=== Problem to work on ===
Please restate the data that follows word for word, with the pictures left out.

+++ Data excerpts +++

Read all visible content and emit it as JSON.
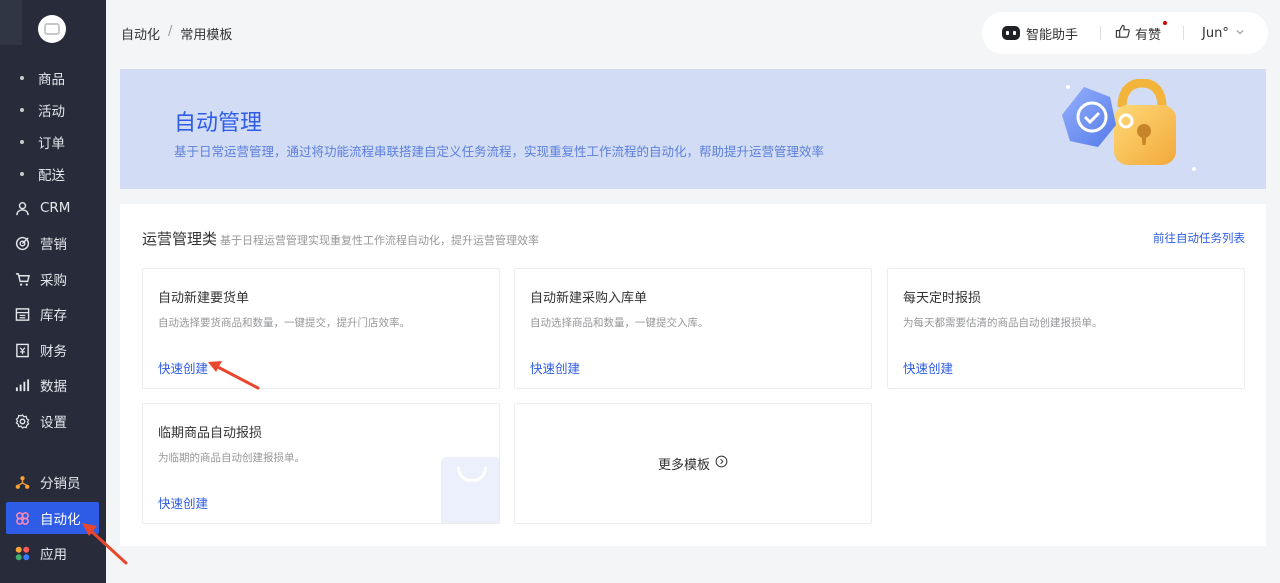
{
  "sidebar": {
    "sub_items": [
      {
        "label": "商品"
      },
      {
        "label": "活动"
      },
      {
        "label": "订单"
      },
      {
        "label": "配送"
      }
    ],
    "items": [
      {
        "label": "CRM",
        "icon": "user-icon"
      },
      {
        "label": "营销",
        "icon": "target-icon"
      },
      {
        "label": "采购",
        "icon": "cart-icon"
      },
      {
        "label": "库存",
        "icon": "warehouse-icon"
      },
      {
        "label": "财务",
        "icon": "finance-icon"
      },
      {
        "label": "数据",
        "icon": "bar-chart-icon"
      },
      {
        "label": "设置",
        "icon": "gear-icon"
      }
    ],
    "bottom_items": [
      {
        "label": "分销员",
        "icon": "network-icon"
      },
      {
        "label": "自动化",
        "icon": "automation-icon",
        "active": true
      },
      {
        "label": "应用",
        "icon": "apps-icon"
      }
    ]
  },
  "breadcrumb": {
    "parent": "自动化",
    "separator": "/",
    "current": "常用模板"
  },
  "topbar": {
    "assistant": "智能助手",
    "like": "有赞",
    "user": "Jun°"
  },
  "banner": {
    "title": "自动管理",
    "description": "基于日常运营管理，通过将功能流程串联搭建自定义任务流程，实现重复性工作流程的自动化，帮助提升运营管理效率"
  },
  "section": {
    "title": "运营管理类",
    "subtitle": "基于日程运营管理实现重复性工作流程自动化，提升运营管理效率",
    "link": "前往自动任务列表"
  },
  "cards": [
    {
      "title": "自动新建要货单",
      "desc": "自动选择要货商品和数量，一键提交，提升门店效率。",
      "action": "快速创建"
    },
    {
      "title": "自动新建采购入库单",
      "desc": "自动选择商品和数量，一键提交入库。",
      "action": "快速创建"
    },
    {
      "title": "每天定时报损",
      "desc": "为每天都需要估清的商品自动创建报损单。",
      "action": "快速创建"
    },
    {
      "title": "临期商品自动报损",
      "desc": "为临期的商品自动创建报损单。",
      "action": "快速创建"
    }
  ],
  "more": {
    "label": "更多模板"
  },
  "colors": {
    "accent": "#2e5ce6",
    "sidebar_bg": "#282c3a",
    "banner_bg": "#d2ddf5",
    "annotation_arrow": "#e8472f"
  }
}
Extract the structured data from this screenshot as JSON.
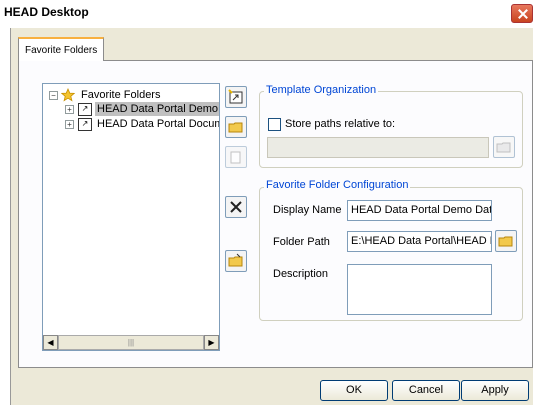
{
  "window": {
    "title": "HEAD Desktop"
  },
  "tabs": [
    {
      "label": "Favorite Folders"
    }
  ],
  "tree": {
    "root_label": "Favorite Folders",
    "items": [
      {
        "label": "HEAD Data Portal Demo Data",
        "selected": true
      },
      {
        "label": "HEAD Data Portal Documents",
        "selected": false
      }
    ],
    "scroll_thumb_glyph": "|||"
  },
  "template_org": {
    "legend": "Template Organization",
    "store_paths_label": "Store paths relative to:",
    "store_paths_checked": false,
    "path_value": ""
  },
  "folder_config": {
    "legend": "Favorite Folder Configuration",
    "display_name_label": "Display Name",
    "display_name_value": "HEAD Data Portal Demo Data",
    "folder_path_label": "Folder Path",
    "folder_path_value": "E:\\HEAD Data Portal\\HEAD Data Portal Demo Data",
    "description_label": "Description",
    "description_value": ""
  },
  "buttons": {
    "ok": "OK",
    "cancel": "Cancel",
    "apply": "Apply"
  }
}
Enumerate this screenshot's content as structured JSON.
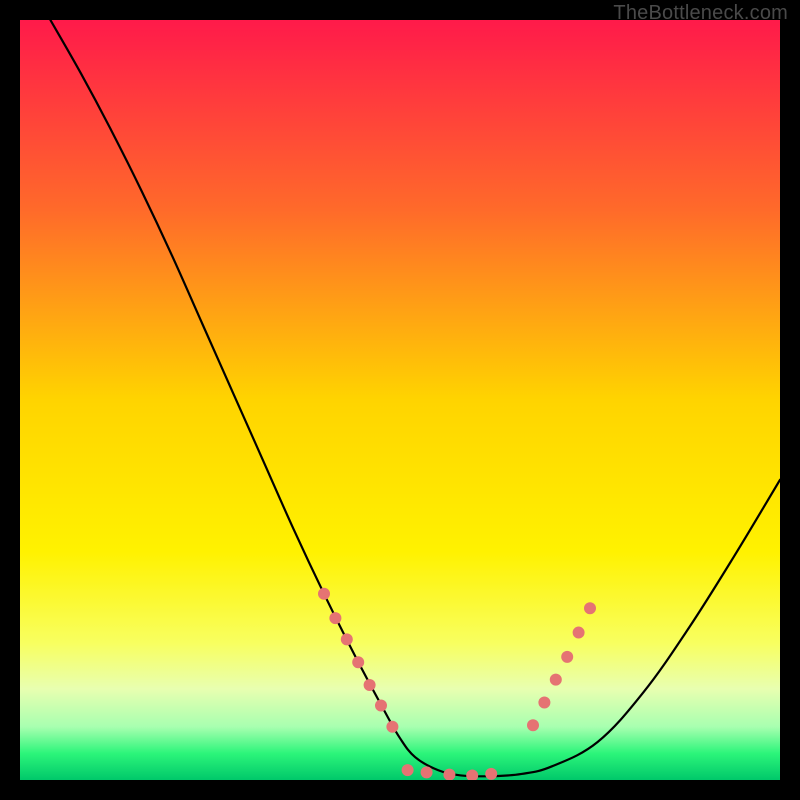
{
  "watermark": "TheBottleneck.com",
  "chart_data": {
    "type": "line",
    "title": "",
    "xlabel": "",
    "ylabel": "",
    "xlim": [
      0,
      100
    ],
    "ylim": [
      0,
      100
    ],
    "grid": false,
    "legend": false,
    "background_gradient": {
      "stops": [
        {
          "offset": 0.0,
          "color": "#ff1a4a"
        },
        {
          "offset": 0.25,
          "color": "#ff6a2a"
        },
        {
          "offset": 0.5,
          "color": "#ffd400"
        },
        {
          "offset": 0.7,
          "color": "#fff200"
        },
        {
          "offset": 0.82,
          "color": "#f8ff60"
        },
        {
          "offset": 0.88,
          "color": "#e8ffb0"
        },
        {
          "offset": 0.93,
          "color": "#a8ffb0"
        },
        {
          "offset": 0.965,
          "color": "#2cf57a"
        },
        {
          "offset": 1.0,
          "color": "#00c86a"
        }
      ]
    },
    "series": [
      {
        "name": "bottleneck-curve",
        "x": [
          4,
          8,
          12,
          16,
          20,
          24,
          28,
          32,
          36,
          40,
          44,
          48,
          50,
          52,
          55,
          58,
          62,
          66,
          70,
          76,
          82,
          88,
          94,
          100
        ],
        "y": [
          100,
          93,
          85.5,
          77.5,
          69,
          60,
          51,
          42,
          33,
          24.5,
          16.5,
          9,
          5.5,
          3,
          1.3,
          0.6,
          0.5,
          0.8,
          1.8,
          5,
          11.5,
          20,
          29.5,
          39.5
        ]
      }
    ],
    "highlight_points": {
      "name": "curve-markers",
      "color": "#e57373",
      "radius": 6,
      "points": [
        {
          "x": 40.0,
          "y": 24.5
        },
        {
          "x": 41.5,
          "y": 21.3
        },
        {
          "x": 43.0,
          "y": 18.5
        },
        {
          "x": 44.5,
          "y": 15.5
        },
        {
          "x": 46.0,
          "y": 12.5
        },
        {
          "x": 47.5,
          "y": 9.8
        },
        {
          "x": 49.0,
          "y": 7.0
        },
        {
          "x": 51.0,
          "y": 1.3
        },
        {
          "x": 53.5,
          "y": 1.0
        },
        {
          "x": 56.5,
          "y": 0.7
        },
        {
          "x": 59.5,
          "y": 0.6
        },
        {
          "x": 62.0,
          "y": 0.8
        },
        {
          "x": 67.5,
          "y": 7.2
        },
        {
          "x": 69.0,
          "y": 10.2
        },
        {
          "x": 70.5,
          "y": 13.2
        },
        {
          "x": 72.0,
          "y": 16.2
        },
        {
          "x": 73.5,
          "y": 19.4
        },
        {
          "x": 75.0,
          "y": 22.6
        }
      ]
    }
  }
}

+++

=== Task output ===
Read all visible content and emit it as JSON.
{
  "sidebar": {
    "sub_items": [
      {
        "label": "商品"
      },
      {
        "label": "活动"
      },
      {
        "label": "订单"
      },
      {
        "label": "配送"
      }
    ],
    "items": [
      {
        "label": "CRM",
        "icon": "user-icon"
      },
      {
        "label": "营销",
        "icon": "target-icon"
      },
      {
        "label": "采购",
        "icon": "cart-icon"
      },
      {
        "label": "库存",
        "icon": "warehouse-icon"
      },
      {
        "label": "财务",
        "icon": "finance-icon"
      },
      {
        "label": "数据",
        "icon": "bar-chart-icon"
      },
      {
        "label": "设置",
        "icon": "gear-icon"
      }
    ],
    "bottom_items": [
      {
        "label": "分销员",
        "icon": "network-icon"
      },
      {
        "label": "自动化",
        "icon": "automation-icon",
        "active": true
      },
      {
        "label": "应用",
        "icon": "apps-icon"
      }
    ]
  },
  "breadcrumb": {
    "parent": "自动化",
    "separator": "/",
    "current": "常用模板"
  },
  "topbar": {
    "assistant": "智能助手",
    "like": "有赞",
    "user": "Jun°"
  },
  "banner": {
    "title": "自动管理",
    "description": "基于日常运营管理，通过将功能流程串联搭建自定义任务流程，实现重复性工作流程的自动化，帮助提升运营管理效率"
  },
  "section": {
    "title": "运营管理类",
    "subtitle": "基于日程运营管理实现重复性工作流程自动化，提升运营管理效率",
    "link": "前往自动任务列表"
  },
  "cards": [
    {
      "title": "自动新建要货单",
      "desc": "自动选择要货商品和数量，一键提交，提升门店效率。",
      "action": "快速创建"
    },
    {
      "title": "自动新建采购入库单",
      "desc": "自动选择商品和数量，一键提交入库。",
      "action": "快速创建"
    },
    {
      "title": "每天定时报损",
      "desc": "为每天都需要估清的商品自动创建报损单。",
      "action": "快速创建"
    },
    {
      "title": "临期商品自动报损",
      "desc": "为临期的商品自动创建报损单。",
      "action": "快速创建"
    }
  ],
  "more": {
    "label": "更多模板"
  },
  "colors": {
    "accent": "#2e5ce6",
    "sidebar_bg": "#282c3a",
    "banner_bg": "#d2ddf5",
    "annotation_arrow": "#e8472f"
  }
}
Extract the structured data from this screenshot as JSON.
{
  "window": {
    "title": "HEAD Desktop"
  },
  "tabs": [
    {
      "label": "Favorite Folders"
    }
  ],
  "tree": {
    "root_label": "Favorite Folders",
    "items": [
      {
        "label": "HEAD Data Portal Demo Data",
        "selected": true
      },
      {
        "label": "HEAD Data Portal Documents",
        "selected": false
      }
    ],
    "scroll_thumb_glyph": "|||"
  },
  "template_org": {
    "legend": "Template Organization",
    "store_paths_label": "Store paths relative to:",
    "store_paths_checked": false,
    "path_value": ""
  },
  "folder_config": {
    "legend": "Favorite Folder Configuration",
    "display_name_label": "Display Name",
    "display_name_value": "HEAD Data Portal Demo Data",
    "folder_path_label": "Folder Path",
    "folder_path_value": "E:\\HEAD Data Portal\\HEAD Data Portal Demo Data",
    "description_label": "Description",
    "description_value": ""
  },
  "buttons": {
    "ok": "OK",
    "cancel": "Cancel",
    "apply": "Apply"
  }
}
Enumerate this screenshot's content as structured JSON.
{
  "watermark": "TheBottleneck.com",
  "chart_data": {
    "type": "line",
    "title": "",
    "xlabel": "",
    "ylabel": "",
    "xlim": [
      0,
      100
    ],
    "ylim": [
      0,
      100
    ],
    "grid": false,
    "legend": false,
    "background_gradient": {
      "stops": [
        {
          "offset": 0.0,
          "color": "#ff1a4a"
        },
        {
          "offset": 0.25,
          "color": "#ff6a2a"
        },
        {
          "offset": 0.5,
          "color": "#ffd400"
        },
        {
          "offset": 0.7,
          "color": "#fff200"
        },
        {
          "offset": 0.82,
          "color": "#f8ff60"
        },
        {
          "offset": 0.88,
          "color": "#e8ffb0"
        },
        {
          "offset": 0.93,
          "color": "#a8ffb0"
        },
        {
          "offset": 0.965,
          "color": "#2cf57a"
        },
        {
          "offset": 1.0,
          "color": "#00c86a"
        }
      ]
    },
    "series": [
      {
        "name": "bottleneck-curve",
        "x": [
          4,
          8,
          12,
          16,
          20,
          24,
          28,
          32,
          36,
          40,
          44,
          48,
          50,
          52,
          55,
          58,
          62,
          66,
          70,
          76,
          82,
          88,
          94,
          100
        ],
        "y": [
          100,
          93,
          85.5,
          77.5,
          69,
          60,
          51,
          42,
          33,
          24.5,
          16.5,
          9,
          5.5,
          3,
          1.3,
          0.6,
          0.5,
          0.8,
          1.8,
          5,
          11.5,
          20,
          29.5,
          39.5
        ]
      }
    ],
    "highlight_points": {
      "name": "curve-markers",
      "color": "#e57373",
      "radius": 6,
      "points": [
        {
          "x": 40.0,
          "y": 24.5
        },
        {
          "x": 41.5,
          "y": 21.3
        },
        {
          "x": 43.0,
          "y": 18.5
        },
        {
          "x": 44.5,
          "y": 15.5
        },
        {
          "x": 46.0,
          "y": 12.5
        },
        {
          "x": 47.5,
          "y": 9.8
        },
        {
          "x": 49.0,
          "y": 7.0
        },
        {
          "x": 51.0,
          "y": 1.3
        },
        {
          "x": 53.5,
          "y": 1.0
        },
        {
          "x": 56.5,
          "y": 0.7
        },
        {
          "x": 59.5,
          "y": 0.6
        },
        {
          "x": 62.0,
          "y": 0.8
        },
        {
          "x": 67.5,
          "y": 7.2
        },
        {
          "x": 69.0,
          "y": 10.2
        },
        {
          "x": 70.5,
          "y": 13.2
        },
        {
          "x": 72.0,
          "y": 16.2
        },
        {
          "x": 73.5,
          "y": 19.4
        },
        {
          "x": 75.0,
          "y": 22.6
        }
      ]
    }
  }
}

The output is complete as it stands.